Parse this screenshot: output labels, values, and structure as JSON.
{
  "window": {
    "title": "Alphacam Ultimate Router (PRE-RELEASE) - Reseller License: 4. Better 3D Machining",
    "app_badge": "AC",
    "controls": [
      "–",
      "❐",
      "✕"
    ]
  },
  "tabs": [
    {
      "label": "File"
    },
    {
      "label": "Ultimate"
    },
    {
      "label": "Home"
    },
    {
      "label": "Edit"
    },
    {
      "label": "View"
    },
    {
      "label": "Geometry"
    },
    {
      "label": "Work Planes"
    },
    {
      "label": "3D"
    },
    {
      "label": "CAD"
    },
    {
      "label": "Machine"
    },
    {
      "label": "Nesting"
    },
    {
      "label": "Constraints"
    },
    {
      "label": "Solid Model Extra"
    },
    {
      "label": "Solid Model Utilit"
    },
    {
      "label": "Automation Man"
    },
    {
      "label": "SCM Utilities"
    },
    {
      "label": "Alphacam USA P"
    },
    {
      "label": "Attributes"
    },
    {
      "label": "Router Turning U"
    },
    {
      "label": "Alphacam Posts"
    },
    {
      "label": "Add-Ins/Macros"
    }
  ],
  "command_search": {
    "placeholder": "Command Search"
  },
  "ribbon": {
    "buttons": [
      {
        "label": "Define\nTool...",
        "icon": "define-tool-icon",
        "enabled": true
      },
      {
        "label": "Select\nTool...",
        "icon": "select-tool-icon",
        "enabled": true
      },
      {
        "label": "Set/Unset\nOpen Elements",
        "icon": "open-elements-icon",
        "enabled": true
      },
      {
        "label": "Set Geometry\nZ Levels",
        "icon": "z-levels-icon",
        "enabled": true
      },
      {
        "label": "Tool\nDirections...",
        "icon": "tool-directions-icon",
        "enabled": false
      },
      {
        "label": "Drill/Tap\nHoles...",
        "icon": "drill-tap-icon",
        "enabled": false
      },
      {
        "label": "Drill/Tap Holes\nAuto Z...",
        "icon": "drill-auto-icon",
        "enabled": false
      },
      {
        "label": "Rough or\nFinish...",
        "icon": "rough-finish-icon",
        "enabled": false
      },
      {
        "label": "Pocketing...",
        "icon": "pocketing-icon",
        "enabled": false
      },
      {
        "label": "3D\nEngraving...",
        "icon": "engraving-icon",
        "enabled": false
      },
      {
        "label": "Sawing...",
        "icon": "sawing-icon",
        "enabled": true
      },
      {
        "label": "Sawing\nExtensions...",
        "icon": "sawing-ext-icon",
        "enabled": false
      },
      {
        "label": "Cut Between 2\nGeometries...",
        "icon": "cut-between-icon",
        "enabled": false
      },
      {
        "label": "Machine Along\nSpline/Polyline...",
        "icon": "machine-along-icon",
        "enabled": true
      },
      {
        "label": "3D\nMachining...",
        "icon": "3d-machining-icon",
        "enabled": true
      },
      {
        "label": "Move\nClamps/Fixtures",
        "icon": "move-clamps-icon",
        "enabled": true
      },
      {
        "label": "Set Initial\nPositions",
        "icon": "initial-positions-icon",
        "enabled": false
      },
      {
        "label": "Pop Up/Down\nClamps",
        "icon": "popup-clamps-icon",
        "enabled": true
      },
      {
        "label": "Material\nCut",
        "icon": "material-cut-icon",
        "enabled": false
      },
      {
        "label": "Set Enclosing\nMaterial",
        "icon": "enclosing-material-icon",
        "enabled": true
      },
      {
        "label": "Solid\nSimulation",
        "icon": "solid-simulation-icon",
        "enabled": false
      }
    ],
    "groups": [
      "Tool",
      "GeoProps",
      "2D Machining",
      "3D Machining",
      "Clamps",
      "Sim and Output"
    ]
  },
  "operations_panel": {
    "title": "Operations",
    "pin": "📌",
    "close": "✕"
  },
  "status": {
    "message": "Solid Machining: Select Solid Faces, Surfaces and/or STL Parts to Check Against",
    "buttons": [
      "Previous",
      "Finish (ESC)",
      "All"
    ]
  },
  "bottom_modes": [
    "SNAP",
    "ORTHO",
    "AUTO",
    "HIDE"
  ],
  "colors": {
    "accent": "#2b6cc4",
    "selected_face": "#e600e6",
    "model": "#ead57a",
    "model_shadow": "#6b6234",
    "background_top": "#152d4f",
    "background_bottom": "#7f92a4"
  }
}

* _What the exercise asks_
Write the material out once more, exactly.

* _Written solution_
Parse this screenshot: output labels, values, and structure as JSON.
{
  "window": {
    "title": "Alphacam Ultimate Router (PRE-RELEASE) - Reseller License: 4. Better 3D Machining",
    "app_badge": "AC",
    "controls": [
      "–",
      "❐",
      "✕"
    ]
  },
  "tabs": [
    {
      "label": "File"
    },
    {
      "label": "Ultimate"
    },
    {
      "label": "Home"
    },
    {
      "label": "Edit"
    },
    {
      "label": "View"
    },
    {
      "label": "Geometry"
    },
    {
      "label": "Work Planes"
    },
    {
      "label": "3D"
    },
    {
      "label": "CAD"
    },
    {
      "label": "Machine"
    },
    {
      "label": "Nesting"
    },
    {
      "label": "Constraints"
    },
    {
      "label": "Solid Model Extra"
    },
    {
      "label": "Solid Model Utilit"
    },
    {
      "label": "Automation Man"
    },
    {
      "label": "SCM Utilities"
    },
    {
      "label": "Alphacam USA P"
    },
    {
      "label": "Attributes"
    },
    {
      "label": "Router Turning U"
    },
    {
      "label": "Alphacam Posts"
    },
    {
      "label": "Add-Ins/Macros"
    }
  ],
  "command_search": {
    "placeholder": "Command Search"
  },
  "ribbon": {
    "buttons": [
      {
        "label": "Define\nTool...",
        "icon": "define-tool-icon",
        "enabled": true
      },
      {
        "label": "Select\nTool...",
        "icon": "select-tool-icon",
        "enabled": true
      },
      {
        "label": "Set/Unset\nOpen Elements",
        "icon": "open-elements-icon",
        "enabled": true
      },
      {
        "label": "Set Geometry\nZ Levels",
        "icon": "z-levels-icon",
        "enabled": true
      },
      {
        "label": "Tool\nDirections...",
        "icon": "tool-directions-icon",
        "enabled": false
      },
      {
        "label": "Drill/Tap\nHoles...",
        "icon": "drill-tap-icon",
        "enabled": false
      },
      {
        "label": "Drill/Tap Holes\nAuto Z...",
        "icon": "drill-auto-icon",
        "enabled": false
      },
      {
        "label": "Rough or\nFinish...",
        "icon": "rough-finish-icon",
        "enabled": false
      },
      {
        "label": "Pocketing...",
        "icon": "pocketing-icon",
        "enabled": false
      },
      {
        "label": "3D\nEngraving...",
        "icon": "engraving-icon",
        "enabled": false
      },
      {
        "label": "Sawing...",
        "icon": "sawing-icon",
        "enabled": true
      },
      {
        "label": "Sawing\nExtensions...",
        "icon": "sawing-ext-icon",
        "enabled": false
      },
      {
        "label": "Cut Between 2\nGeometries...",
        "icon": "cut-between-icon",
        "enabled": false
      },
      {
        "label": "Machine Along\nSpline/Polyline...",
        "icon": "machine-along-icon",
        "enabled": true
      },
      {
        "label": "3D\nMachining...",
        "icon": "3d-machining-icon",
        "enabled": true
      },
      {
        "label": "Move\nClamps/Fixtures",
        "icon": "move-clamps-icon",
        "enabled": true
      },
      {
        "label": "Set Initial\nPositions",
        "icon": "initial-positions-icon",
        "enabled": false
      },
      {
        "label": "Pop Up/Down\nClamps",
        "icon": "popup-clamps-icon",
        "enabled": true
      },
      {
        "label": "Material\nCut",
        "icon": "material-cut-icon",
        "enabled": false
      },
      {
        "label": "Set Enclosing\nMaterial",
        "icon": "enclosing-material-icon",
        "enabled": true
      },
      {
        "label": "Solid\nSimulation",
        "icon": "solid-simulation-icon",
        "enabled": false
      }
    ],
    "groups": [
      "Tool",
      "GeoProps",
      "2D Machining",
      "3D Machining",
      "Clamps",
      "Sim and Output"
    ]
  },
  "operations_panel": {
    "title": "Operations",
    "pin": "📌",
    "close": "✕"
  },
  "status": {
    "message": "Solid Machining: Select Solid Faces, Surfaces and/or STL Parts to Check Against",
    "buttons": [
      "Previous",
      "Finish (ESC)",
      "All"
    ]
  },
  "bottom_modes": [
    "SNAP",
    "ORTHO",
    "AUTO",
    "HIDE"
  ],
  "colors": {
    "accent": "#2b6cc4",
    "selected_face": "#e600e6",
    "model": "#ead57a",
    "model_shadow": "#6b6234",
    "background_top": "#152d4f",
    "background_bottom": "#7f92a4"
  }
}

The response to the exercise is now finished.